More information about the race can be found here, and the full results can be found here.


Once again, this was a spur of the moment decision. My marathon training plan stated that I needed to run 3 tune up races yet I had only at this point run 1 (the York 10k). Given that a number of my training sessions had been faster than they 'should' have been I decided that 1 more 10k would suffice.

I moved a few things around such that the day before was a 5 mile recovery run, but otherwise I did not taper for the race.

As far as training goes, as alluded to above, I had been religiously following Pfitzinger's 18/70 training routine. I was coming to the end of my 16th week of training.

Travel and accommodation

I had intentionally chosen to run this race (as opposed to the Middlesborough 10k because of its proximity.

The race wasn't your standard morning run (it kicked off at 2pm) so it was simply a case of driving the 30 minutes or so to get there.

Due to the later starting time, sleep wasn't really in issue.

Warm up

Having arrived at the race course early I figured that I would do a brief warm up about an hour prior to the race. I slowly ran approximately 1.6 miles.. I didn't want to overdo it.


Being a smaller race there were no pacers and as such I was going to have to pace myself. Knowing how hard the York 10k had been I realised that it was imperative that I paced an even race. York did give me an idea of what I was capable of so I went out intending to do even splits aiming for a 38 minute race (6:07 minute miles).

Miles 1 - 3

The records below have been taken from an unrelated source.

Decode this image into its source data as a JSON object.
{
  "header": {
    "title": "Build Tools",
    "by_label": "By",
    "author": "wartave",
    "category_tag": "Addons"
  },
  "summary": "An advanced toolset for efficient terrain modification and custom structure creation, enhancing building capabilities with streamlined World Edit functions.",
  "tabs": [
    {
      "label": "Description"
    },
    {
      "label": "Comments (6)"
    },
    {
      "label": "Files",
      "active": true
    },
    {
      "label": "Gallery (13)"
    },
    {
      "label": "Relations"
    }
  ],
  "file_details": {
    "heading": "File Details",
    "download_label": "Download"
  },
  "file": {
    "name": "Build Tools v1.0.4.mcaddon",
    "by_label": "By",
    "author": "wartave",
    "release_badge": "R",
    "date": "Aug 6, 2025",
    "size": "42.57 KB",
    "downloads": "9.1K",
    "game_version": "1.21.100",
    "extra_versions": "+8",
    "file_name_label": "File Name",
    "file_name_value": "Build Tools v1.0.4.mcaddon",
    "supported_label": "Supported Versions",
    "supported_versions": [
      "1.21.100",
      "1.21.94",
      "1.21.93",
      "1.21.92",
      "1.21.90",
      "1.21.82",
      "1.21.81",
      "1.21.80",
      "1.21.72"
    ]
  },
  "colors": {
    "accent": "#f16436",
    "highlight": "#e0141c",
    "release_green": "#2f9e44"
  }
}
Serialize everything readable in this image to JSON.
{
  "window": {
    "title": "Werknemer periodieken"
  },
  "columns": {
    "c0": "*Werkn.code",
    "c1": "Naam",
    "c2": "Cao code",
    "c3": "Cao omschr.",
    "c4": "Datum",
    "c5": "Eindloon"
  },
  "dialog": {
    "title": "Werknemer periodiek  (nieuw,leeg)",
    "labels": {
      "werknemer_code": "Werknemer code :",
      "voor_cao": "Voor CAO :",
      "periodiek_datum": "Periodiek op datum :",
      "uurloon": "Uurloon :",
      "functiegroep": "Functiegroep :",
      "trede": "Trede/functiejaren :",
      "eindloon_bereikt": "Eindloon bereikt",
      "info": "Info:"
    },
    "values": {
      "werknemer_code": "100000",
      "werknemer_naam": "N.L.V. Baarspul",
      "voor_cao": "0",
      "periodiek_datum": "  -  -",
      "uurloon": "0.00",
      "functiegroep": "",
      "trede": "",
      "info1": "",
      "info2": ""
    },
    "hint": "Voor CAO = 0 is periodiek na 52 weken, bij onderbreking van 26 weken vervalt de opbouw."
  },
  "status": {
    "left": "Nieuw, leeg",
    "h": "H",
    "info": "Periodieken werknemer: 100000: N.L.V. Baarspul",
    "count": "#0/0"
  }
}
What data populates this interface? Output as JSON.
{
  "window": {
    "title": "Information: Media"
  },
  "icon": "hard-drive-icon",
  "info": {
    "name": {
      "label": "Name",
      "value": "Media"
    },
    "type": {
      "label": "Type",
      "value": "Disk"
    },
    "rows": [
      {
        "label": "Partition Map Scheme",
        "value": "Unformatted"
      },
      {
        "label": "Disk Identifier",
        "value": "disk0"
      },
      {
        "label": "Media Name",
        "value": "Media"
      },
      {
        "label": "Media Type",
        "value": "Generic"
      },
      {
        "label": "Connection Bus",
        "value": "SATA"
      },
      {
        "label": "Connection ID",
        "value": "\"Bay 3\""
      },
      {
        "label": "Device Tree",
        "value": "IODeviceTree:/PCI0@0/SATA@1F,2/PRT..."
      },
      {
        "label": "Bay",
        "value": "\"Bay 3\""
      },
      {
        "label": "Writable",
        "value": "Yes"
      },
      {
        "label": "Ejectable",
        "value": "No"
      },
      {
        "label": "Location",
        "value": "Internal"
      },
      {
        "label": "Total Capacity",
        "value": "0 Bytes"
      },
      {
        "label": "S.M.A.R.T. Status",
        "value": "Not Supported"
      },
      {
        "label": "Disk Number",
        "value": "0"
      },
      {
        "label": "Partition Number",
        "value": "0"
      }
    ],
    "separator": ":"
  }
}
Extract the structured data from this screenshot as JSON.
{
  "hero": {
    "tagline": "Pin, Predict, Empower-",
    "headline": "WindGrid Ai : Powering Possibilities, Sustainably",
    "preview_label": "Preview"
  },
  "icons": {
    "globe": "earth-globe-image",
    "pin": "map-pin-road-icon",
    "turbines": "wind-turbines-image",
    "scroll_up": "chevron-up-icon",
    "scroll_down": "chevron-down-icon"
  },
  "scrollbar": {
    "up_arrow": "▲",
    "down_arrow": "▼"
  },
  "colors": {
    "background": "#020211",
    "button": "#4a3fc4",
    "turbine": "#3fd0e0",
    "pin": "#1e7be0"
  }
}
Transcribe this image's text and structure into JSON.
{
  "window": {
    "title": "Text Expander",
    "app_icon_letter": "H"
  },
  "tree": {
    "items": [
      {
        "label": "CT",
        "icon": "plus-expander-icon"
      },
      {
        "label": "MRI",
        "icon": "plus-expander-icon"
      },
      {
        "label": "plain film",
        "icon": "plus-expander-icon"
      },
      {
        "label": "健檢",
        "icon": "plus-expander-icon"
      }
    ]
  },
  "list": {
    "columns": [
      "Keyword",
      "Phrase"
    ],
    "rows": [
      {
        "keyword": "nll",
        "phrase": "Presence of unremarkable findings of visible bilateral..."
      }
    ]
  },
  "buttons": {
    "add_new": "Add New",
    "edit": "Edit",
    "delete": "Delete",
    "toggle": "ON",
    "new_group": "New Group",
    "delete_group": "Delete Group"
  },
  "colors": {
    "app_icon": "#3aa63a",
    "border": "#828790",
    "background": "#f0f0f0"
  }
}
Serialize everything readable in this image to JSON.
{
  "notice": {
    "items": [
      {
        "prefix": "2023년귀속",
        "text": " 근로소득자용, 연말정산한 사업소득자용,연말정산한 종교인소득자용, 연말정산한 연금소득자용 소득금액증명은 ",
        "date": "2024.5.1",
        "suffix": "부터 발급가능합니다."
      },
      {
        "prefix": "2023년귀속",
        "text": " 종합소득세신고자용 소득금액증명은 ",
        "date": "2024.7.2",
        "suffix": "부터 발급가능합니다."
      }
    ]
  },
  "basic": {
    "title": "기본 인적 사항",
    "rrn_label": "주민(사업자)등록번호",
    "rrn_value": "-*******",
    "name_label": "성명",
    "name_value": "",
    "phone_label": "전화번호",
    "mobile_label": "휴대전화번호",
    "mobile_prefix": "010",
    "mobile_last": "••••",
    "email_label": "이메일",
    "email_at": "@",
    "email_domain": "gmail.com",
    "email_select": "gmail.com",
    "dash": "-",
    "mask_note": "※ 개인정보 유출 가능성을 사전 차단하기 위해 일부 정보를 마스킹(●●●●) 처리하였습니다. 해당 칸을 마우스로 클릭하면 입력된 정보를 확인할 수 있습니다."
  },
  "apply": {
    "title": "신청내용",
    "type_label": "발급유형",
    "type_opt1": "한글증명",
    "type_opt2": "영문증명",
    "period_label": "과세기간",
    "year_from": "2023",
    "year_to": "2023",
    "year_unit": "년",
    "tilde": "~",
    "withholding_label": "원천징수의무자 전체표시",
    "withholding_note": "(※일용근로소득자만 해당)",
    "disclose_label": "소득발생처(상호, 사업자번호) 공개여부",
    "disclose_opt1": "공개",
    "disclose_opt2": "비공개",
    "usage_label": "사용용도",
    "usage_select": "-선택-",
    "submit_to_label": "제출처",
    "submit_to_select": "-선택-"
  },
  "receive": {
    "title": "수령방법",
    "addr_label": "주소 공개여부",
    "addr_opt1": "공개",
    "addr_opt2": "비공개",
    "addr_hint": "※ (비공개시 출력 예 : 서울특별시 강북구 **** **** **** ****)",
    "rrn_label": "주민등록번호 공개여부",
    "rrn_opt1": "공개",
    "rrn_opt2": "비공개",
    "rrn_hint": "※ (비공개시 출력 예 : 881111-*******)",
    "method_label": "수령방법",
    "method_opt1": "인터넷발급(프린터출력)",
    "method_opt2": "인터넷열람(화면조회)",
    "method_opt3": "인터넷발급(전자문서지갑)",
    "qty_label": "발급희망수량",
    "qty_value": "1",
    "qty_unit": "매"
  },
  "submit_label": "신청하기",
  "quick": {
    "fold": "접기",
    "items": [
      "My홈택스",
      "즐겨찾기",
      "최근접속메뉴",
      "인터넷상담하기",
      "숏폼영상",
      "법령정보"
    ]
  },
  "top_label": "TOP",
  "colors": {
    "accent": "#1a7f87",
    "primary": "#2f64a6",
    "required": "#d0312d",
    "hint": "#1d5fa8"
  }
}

I set off and quickly got into things. I explicitly made sure not to go out way too fast (as usual). It immediately became apparent that this wasn't a simple road race when we went onto a bridleway. Running through mud (it was a little damp) and uneven ground was a little annoying, but manageable. I took note of people around me, and for the most part we stuck together (inadvertently) for the race.

Miles 3 - 6.2

I remember crossing the 5k mark and seeing 17 minutes something on the clock. I was too tired to take note of the seconds, but given that my 5k PB is 19:14 (I havn't run one in a while), I was shocked.

Whilst not at all comfortable I didn't think I was going to die until the final mile, mile and a half. It was certainly better than my York experience.

I had been running with another guy (who I later found out was called Charles) for the whole race. We were back and forth as to who was in front. I think subconciously he helped pace me all the way. He was super encouraging in the last miles and pushed me to get to the end. I am very grateful to Charles. (He beat me in the end by a few seconds.. but he deserved it).


This race was a bit make or break for me (confidence wise) as we head towards the Berlin marathon. Fortunately I did well and it was all positive.

I beat my 10k PR which is fantastic.

I am still of the view that the 10k is not the race for me. You get to 5k and just want the pain to end. I firmly believe that I am a distance runner and that I get better the further I run.

As far as the event goes, it was an extremely well organised event. There were lots of families, and was a generally fun and inclusive atmosphere. Rather than get a medal each finisher got a mug. It was quirky, and a bit different.

The only downside for me was that at the end the only recovery sustenance was a third of a banana and a bottle of water. I really could have done with something more conducive to recovery.

Overall another great race that I'd certainly recommend to others.